Tuesday, September 27, 2011

To Be or Not To Be Invasive

Bob Flasher, who has spent 20 years working in National Parks, was recently interviewed by Invasive Plant News. Basically the article addresses the many misconceptions about what constitutes an Invasive Plant. So I offer here a couple of definitions which are just part of a complicated issue.
  • Weed: A plant, regardless of nativity, which is growing somewhere we don't want it to grow. We often use the word weed to describe plants which invade agricultural fields or our landscaping.
  • Invasive plant: To be considered invasive a plant must meet three criteria.
    1. It is non-native to the ecosystem where it is growing.
    2. It is able to not only escape cultivation but continues to expand it range.
    3. It's presence and population growth causes, or has the potential to cause harm to people, native plants, animals, and ecosystems.
Bob makes many good points in the article. It is a complicated issue with many opinions on the best way to tackle the problem. One thing that most people agree on is the need for Early Detection of new invasive plants.
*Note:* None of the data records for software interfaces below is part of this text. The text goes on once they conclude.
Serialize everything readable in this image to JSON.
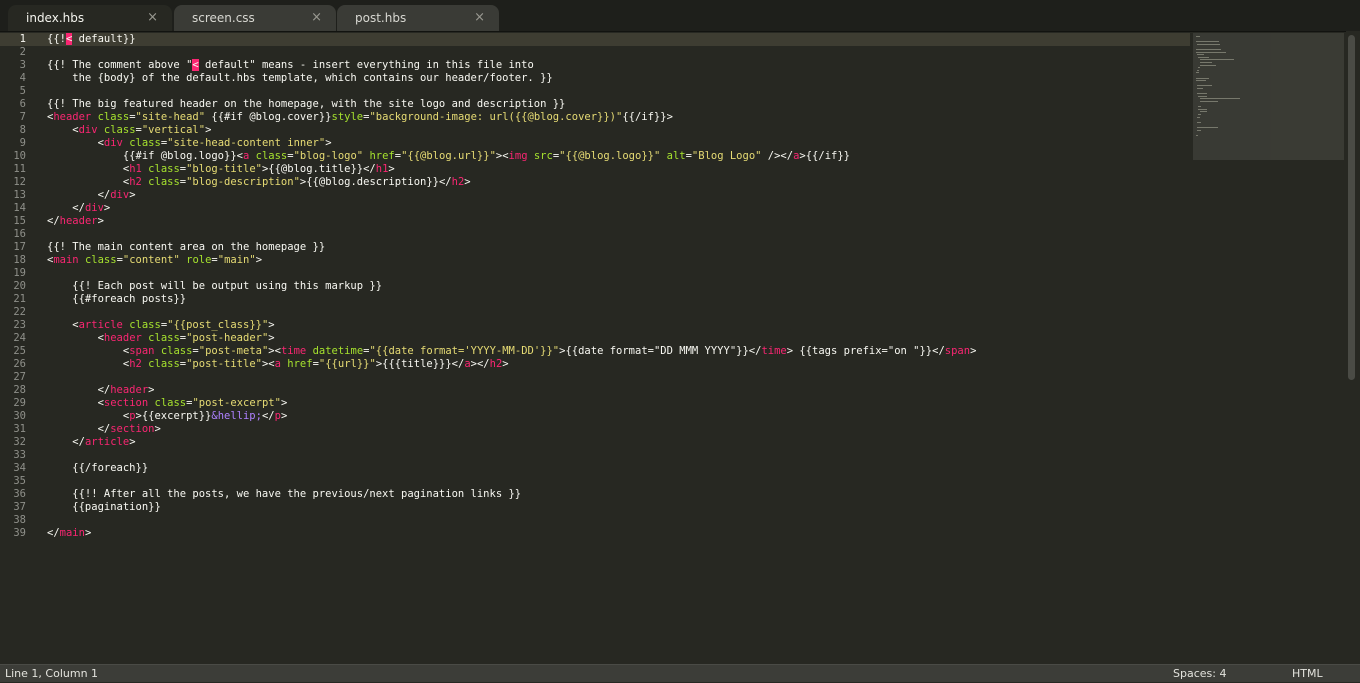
{
  "tabs": [
    {
      "label": "index.hbs",
      "active": true
    },
    {
      "label": "screen.css",
      "active": false
    },
    {
      "label": "post.hbs",
      "active": false
    }
  ],
  "tab_close_glyph": "×",
  "editor": {
    "line_numbers": [
      "1",
      "2",
      "3",
      "4",
      "5",
      "6",
      "7",
      "8",
      "9",
      "10",
      "11",
      "12",
      "13",
      "14",
      "15",
      "16",
      "17",
      "18",
      "19",
      "20",
      "21",
      "22",
      "23",
      "24",
      "25",
      "26",
      "27",
      "28",
      "29",
      "30",
      "31",
      "32",
      "33",
      "34",
      "35",
      "36",
      "37",
      "38",
      "39"
    ],
    "lines": [
      [
        [
          "c",
          "{{!"
        ],
        [
          "hl",
          "<"
        ],
        [
          "c",
          " default}}"
        ]
      ],
      [],
      [
        [
          "c",
          "{{! The comment above \""
        ],
        [
          "hl",
          "<"
        ],
        [
          "c",
          " default\" means - insert everything in this file into"
        ]
      ],
      [
        [
          "c",
          "    the {body} of the default.hbs template, which contains our header/footer. }}"
        ]
      ],
      [],
      [
        [
          "c",
          "{{! The big featured header on the homepage, with the site logo and description }}"
        ]
      ],
      [
        [
          "c",
          "<"
        ],
        [
          "t",
          "header"
        ],
        [
          "c",
          " "
        ],
        [
          "a",
          "class"
        ],
        [
          "c",
          "="
        ],
        [
          "s",
          "\"site-head\""
        ],
        [
          "c",
          " {{#if @blog.cover}}"
        ],
        [
          "a",
          "style"
        ],
        [
          "c",
          "="
        ],
        [
          "s",
          "\"background-image: url({{@blog.cover}})\""
        ],
        [
          "c",
          "{{/if}}>"
        ]
      ],
      [
        [
          "c",
          "    <"
        ],
        [
          "t",
          "div"
        ],
        [
          "c",
          " "
        ],
        [
          "a",
          "class"
        ],
        [
          "c",
          "="
        ],
        [
          "s",
          "\"vertical\""
        ],
        [
          "c",
          ">"
        ]
      ],
      [
        [
          "c",
          "        <"
        ],
        [
          "t",
          "div"
        ],
        [
          "c",
          " "
        ],
        [
          "a",
          "class"
        ],
        [
          "c",
          "="
        ],
        [
          "s",
          "\"site-head-content inner\""
        ],
        [
          "c",
          ">"
        ]
      ],
      [
        [
          "c",
          "            {{#if @blog.logo}}<"
        ],
        [
          "t",
          "a"
        ],
        [
          "c",
          " "
        ],
        [
          "a",
          "class"
        ],
        [
          "c",
          "="
        ],
        [
          "s",
          "\"blog-logo\""
        ],
        [
          "c",
          " "
        ],
        [
          "a",
          "href"
        ],
        [
          "c",
          "="
        ],
        [
          "s",
          "\"{{@blog.url}}\""
        ],
        [
          "c",
          "><"
        ],
        [
          "t",
          "img"
        ],
        [
          "c",
          " "
        ],
        [
          "a",
          "src"
        ],
        [
          "c",
          "="
        ],
        [
          "s",
          "\"{{@blog.logo}}\""
        ],
        [
          "c",
          " "
        ],
        [
          "a",
          "alt"
        ],
        [
          "c",
          "="
        ],
        [
          "s",
          "\"Blog Logo\""
        ],
        [
          "c",
          " /></"
        ],
        [
          "t",
          "a"
        ],
        [
          "c",
          ">{{/if}}"
        ]
      ],
      [
        [
          "c",
          "            <"
        ],
        [
          "t",
          "h1"
        ],
        [
          "c",
          " "
        ],
        [
          "a",
          "class"
        ],
        [
          "c",
          "="
        ],
        [
          "s",
          "\"blog-title\""
        ],
        [
          "c",
          ">{{@blog.title}}</"
        ],
        [
          "t",
          "h1"
        ],
        [
          "c",
          ">"
        ]
      ],
      [
        [
          "c",
          "            <"
        ],
        [
          "t",
          "h2"
        ],
        [
          "c",
          " "
        ],
        [
          "a",
          "class"
        ],
        [
          "c",
          "="
        ],
        [
          "s",
          "\"blog-description\""
        ],
        [
          "c",
          ">{{@blog.description}}</"
        ],
        [
          "t",
          "h2"
        ],
        [
          "c",
          ">"
        ]
      ],
      [
        [
          "c",
          "        </"
        ],
        [
          "t",
          "div"
        ],
        [
          "c",
          ">"
        ]
      ],
      [
        [
          "c",
          "    </"
        ],
        [
          "t",
          "div"
        ],
        [
          "c",
          ">"
        ]
      ],
      [
        [
          "c",
          "</"
        ],
        [
          "t",
          "header"
        ],
        [
          "c",
          ">"
        ]
      ],
      [],
      [
        [
          "c",
          "{{! The main content area on the homepage }}"
        ]
      ],
      [
        [
          "c",
          "<"
        ],
        [
          "t",
          "main"
        ],
        [
          "c",
          " "
        ],
        [
          "a",
          "class"
        ],
        [
          "c",
          "="
        ],
        [
          "s",
          "\"content\""
        ],
        [
          "c",
          " "
        ],
        [
          "a",
          "role"
        ],
        [
          "c",
          "="
        ],
        [
          "s",
          "\"main\""
        ],
        [
          "c",
          ">"
        ]
      ],
      [],
      [
        [
          "c",
          "    {{! Each post will be output using this markup }}"
        ]
      ],
      [
        [
          "c",
          "    {{#foreach posts}}"
        ]
      ],
      [],
      [
        [
          "c",
          "    <"
        ],
        [
          "t",
          "article"
        ],
        [
          "c",
          " "
        ],
        [
          "a",
          "class"
        ],
        [
          "c",
          "="
        ],
        [
          "s",
          "\"{{post_class}}\""
        ],
        [
          "c",
          ">"
        ]
      ],
      [
        [
          "c",
          "        <"
        ],
        [
          "t",
          "header"
        ],
        [
          "c",
          " "
        ],
        [
          "a",
          "class"
        ],
        [
          "c",
          "="
        ],
        [
          "s",
          "\"post-header\""
        ],
        [
          "c",
          ">"
        ]
      ],
      [
        [
          "c",
          "            <"
        ],
        [
          "t",
          "span"
        ],
        [
          "c",
          " "
        ],
        [
          "a",
          "class"
        ],
        [
          "c",
          "="
        ],
        [
          "s",
          "\"post-meta\""
        ],
        [
          "c",
          "><"
        ],
        [
          "t",
          "time"
        ],
        [
          "c",
          " "
        ],
        [
          "a",
          "datetime"
        ],
        [
          "c",
          "="
        ],
        [
          "s",
          "\"{{date format='YYYY-MM-DD'}}\""
        ],
        [
          "c",
          ">{{date format=\"DD MMM YYYY\"}}</"
        ],
        [
          "t",
          "time"
        ],
        [
          "c",
          "> {{tags prefix=\"on \"}}</"
        ],
        [
          "t",
          "span"
        ],
        [
          "c",
          ">"
        ]
      ],
      [
        [
          "c",
          "            <"
        ],
        [
          "t",
          "h2"
        ],
        [
          "c",
          " "
        ],
        [
          "a",
          "class"
        ],
        [
          "c",
          "="
        ],
        [
          "s",
          "\"post-title\""
        ],
        [
          "c",
          "><"
        ],
        [
          "t",
          "a"
        ],
        [
          "c",
          " "
        ],
        [
          "a",
          "href"
        ],
        [
          "c",
          "="
        ],
        [
          "s",
          "\"{{url}}\""
        ],
        [
          "c",
          ">{{{title}}}</"
        ],
        [
          "t",
          "a"
        ],
        [
          "c",
          "></"
        ],
        [
          "t",
          "h2"
        ],
        [
          "c",
          ">"
        ]
      ],
      [],
      [
        [
          "c",
          "        </"
        ],
        [
          "t",
          "header"
        ],
        [
          "c",
          ">"
        ]
      ],
      [
        [
          "c",
          "        <"
        ],
        [
          "t",
          "section"
        ],
        [
          "c",
          " "
        ],
        [
          "a",
          "class"
        ],
        [
          "c",
          "="
        ],
        [
          "s",
          "\"post-excerpt\""
        ],
        [
          "c",
          ">"
        ]
      ],
      [
        [
          "c",
          "            <"
        ],
        [
          "t",
          "p"
        ],
        [
          "c",
          ">{{excerpt}}"
        ],
        [
          "e",
          "&hellip;"
        ],
        [
          "c",
          "</"
        ],
        [
          "t",
          "p"
        ],
        [
          "c",
          ">"
        ]
      ],
      [
        [
          "c",
          "        </"
        ],
        [
          "t",
          "section"
        ],
        [
          "c",
          ">"
        ]
      ],
      [
        [
          "c",
          "    </"
        ],
        [
          "t",
          "article"
        ],
        [
          "c",
          ">"
        ]
      ],
      [],
      [
        [
          "c",
          "    {{/foreach}}"
        ]
      ],
      [],
      [
        [
          "c",
          "    {{!! After all the posts, we have the previous/next pagination links }}"
        ]
      ],
      [
        [
          "c",
          "    {{pagination}}"
        ]
      ],
      [],
      [
        [
          "c",
          "</"
        ],
        [
          "t",
          "main"
        ],
        [
          "c",
          ">"
        ]
      ]
    ]
  },
  "colors": {
    "background": "#272822",
    "tag": "#f92672",
    "attribute": "#a6e22e",
    "string": "#e6db74",
    "entity": "#ae81ff",
    "text": "#f8f8f2"
  },
  "status": {
    "position": "Line 1, Column 1",
    "indentation": "Spaces: 4",
    "syntax": "HTML"
  }
}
The old saying 'a stitch in time saves nine' is definitely appropriate for this situation.
Read the article.
If you would like to help tackle the problem of invasive species in your area or just learn more about that problem, contact the invasive species working group in your area.  You can report invasive plants in your area to EDDMapS (Early Detection & Distribution MAPping System). The Tools and Training page in EDDMapS has step-by-step instructions for creating an account and entering invasive plant sitings.